Surrounding us are pairs of highly armed if scantily-armoured patrol vehicles, with a .50 calibre machine gun on each pointing out from our small corral. Each vehicle will be manned all night long.
We are a few kilometres from a town that is still largely under the control of the Taleban. The force is tasked with roaming the desert for weeks on end, feeding back information to headquarters and fighting back if attacked.
The Marines drove through the town to show their presence. They expected to come under fire, but it remained quiet.
There were a few children playing, a few farmers ploughing their dusty fields and a few people driving camels to their own corral, the huge beasts hopping, their front feet bound together to stop them running away.
We headed back into the desert and grabbed our rations just before sunset - it was too late to light the small solid fuel stoves and heat up the meal in a bag - as we had to be in place well out of sight or sound of the town before it got dark.
Troops do get down time, but there are few diversions in the desert
But after a day being battered about in the back of a small patrol vehicle, open to the beating desert sun, any food hot or cold was welcome, as was the chocolate.
The BBC team had joined the patrol at Camp Bastion in Helmand province at first light and the convoy bounced its way cross-country through mile after mile of barren desert.
They met up with the artillery gunners who provide support for the force as it stays constantly on the move, never staying overnight in the same place twice and always prepared to call for artillery support and for air power if needed.
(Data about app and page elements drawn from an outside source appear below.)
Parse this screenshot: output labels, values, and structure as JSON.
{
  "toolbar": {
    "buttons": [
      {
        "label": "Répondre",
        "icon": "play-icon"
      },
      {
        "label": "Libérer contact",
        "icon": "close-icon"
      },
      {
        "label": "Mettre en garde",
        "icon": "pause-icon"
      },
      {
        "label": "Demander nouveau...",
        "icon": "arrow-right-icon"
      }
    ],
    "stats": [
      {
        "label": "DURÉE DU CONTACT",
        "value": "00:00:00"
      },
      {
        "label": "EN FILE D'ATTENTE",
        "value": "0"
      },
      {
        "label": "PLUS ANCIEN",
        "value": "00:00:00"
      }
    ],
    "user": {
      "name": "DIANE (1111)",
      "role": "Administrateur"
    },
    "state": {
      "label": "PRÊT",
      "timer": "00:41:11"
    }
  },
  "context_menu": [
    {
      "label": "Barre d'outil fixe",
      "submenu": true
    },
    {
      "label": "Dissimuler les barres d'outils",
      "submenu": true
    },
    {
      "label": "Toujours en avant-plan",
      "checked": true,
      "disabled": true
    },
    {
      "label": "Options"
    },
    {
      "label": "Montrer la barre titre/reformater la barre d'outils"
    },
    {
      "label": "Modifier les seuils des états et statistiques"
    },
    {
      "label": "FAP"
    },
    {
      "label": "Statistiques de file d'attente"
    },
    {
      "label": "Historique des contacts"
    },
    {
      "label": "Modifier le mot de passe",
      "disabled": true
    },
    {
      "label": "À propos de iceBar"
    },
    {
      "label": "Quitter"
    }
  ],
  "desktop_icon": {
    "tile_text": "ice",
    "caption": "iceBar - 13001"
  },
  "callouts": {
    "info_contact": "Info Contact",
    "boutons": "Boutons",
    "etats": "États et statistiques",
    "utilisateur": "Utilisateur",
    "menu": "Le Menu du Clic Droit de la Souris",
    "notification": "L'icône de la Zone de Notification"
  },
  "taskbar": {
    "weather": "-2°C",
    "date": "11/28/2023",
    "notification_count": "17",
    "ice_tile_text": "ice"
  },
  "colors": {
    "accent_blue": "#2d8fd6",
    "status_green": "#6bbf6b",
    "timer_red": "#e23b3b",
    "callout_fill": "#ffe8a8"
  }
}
The force we are with is a specialist unit used to these arduous conditions - and to the risk of ambush and attack. This could prove to be a fascinating week.